TASK TO COMPLETE: The whole listing is to be reproduced exactly as given.

ENTRIES SUPPLIED:
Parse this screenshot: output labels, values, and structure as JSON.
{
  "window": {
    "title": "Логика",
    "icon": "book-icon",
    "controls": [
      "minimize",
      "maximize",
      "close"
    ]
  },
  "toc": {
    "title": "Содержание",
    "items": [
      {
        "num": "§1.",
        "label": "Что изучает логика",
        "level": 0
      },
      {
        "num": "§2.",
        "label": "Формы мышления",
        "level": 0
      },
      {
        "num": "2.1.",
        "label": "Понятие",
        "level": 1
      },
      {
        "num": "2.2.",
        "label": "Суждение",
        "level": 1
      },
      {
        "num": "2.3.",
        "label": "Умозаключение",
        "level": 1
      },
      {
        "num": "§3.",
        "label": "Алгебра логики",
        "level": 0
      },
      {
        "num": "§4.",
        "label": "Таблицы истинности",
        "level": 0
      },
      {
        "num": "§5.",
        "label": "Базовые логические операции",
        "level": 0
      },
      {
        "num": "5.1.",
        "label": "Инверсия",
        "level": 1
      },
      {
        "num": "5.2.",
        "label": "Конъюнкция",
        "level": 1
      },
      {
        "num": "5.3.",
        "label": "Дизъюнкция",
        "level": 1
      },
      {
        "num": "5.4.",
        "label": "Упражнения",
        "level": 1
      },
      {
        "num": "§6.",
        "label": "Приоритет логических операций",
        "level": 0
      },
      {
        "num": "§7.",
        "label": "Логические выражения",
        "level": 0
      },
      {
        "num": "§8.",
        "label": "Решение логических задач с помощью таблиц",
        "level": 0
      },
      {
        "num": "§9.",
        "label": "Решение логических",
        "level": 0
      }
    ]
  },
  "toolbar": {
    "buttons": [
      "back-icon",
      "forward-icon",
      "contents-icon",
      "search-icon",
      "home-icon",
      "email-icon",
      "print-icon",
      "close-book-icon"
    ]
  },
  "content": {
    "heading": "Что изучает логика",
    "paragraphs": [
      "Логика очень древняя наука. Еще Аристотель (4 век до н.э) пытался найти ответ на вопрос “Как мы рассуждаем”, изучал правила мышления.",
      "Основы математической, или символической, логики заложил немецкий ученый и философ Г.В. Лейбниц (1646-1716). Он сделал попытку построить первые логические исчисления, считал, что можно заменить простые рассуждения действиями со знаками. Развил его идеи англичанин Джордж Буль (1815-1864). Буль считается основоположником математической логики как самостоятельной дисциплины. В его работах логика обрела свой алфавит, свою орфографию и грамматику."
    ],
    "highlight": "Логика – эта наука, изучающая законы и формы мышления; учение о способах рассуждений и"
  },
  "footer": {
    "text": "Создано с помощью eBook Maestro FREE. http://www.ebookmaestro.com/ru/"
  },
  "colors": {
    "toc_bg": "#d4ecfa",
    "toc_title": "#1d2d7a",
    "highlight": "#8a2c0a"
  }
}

SOLUTION FOR THIS EXERCISE:
Parse this screenshot: output labels, values, and structure as JSON.
{
  "window": {
    "title": "Логика",
    "icon": "book-icon",
    "controls": [
      "minimize",
      "maximize",
      "close"
    ]
  },
  "toc": {
    "title": "Содержание",
    "items": [
      {
        "num": "§1.",
        "label": "Что изучает логика",
        "level": 0
      },
      {
        "num": "§2.",
        "label": "Формы мышления",
        "level": 0
      },
      {
        "num": "2.1.",
        "label": "Понятие",
        "level": 1
      },
      {
        "num": "2.2.",
        "label": "Суждение",
        "level": 1
      },
      {
        "num": "2.3.",
        "label": "Умозаключение",
        "level": 1
      },
      {
        "num": "§3.",
        "label": "Алгебра логики",
        "level": 0
      },
      {
        "num": "§4.",
        "label": "Таблицы истинности",
        "level": 0
      },
      {
        "num": "§5.",
        "label": "Базовые логические операции",
        "level": 0
      },
      {
        "num": "5.1.",
        "label": "Инверсия",
        "level": 1
      },
      {
        "num": "5.2.",
        "label": "Конъюнкция",
        "level": 1
      },
      {
        "num": "5.3.",
        "label": "Дизъюнкция",
        "level": 1
      },
      {
        "num": "5.4.",
        "label": "Упражнения",
        "level": 1
      },
      {
        "num": "§6.",
        "label": "Приоритет логических операций",
        "level": 0
      },
      {
        "num": "§7.",
        "label": "Логические выражения",
        "level": 0
      },
      {
        "num": "§8.",
        "label": "Решение логических задач с помощью таблиц",
        "level": 0
      },
      {
        "num": "§9.",
        "label": "Решение логических",
        "level": 0
      }
    ]
  },
  "toolbar": {
    "buttons": [
      "back-icon",
      "forward-icon",
      "contents-icon",
      "search-icon",
      "home-icon",
      "email-icon",
      "print-icon",
      "close-book-icon"
    ]
  },
  "content": {
    "heading": "Что изучает логика",
    "paragraphs": [
      "Логика очень древняя наука. Еще Аристотель (4 век до н.э) пытался найти ответ на вопрос “Как мы рассуждаем”, изучал правила мышления.",
      "Основы математической, или символической, логики заложил немецкий ученый и философ Г.В. Лейбниц (1646-1716). Он сделал попытку построить первые логические исчисления, считал, что можно заменить простые рассуждения действиями со знаками. Развил его идеи англичанин Джордж Буль (1815-1864). Буль считается основоположником математической логики как самостоятельной дисциплины. В его работах логика обрела свой алфавит, свою орфографию и грамматику."
    ],
    "highlight": "Логика – эта наука, изучающая законы и формы мышления; учение о способах рассуждений и"
  },
  "footer": {
    "text": "Создано с помощью eBook Maestro FREE. http://www.ebookmaestro.com/ru/"
  },
  "colors": {
    "toc_bg": "#d4ecfa",
    "toc_title": "#1d2d7a",
    "highlight": "#8a2c0a"
  }
}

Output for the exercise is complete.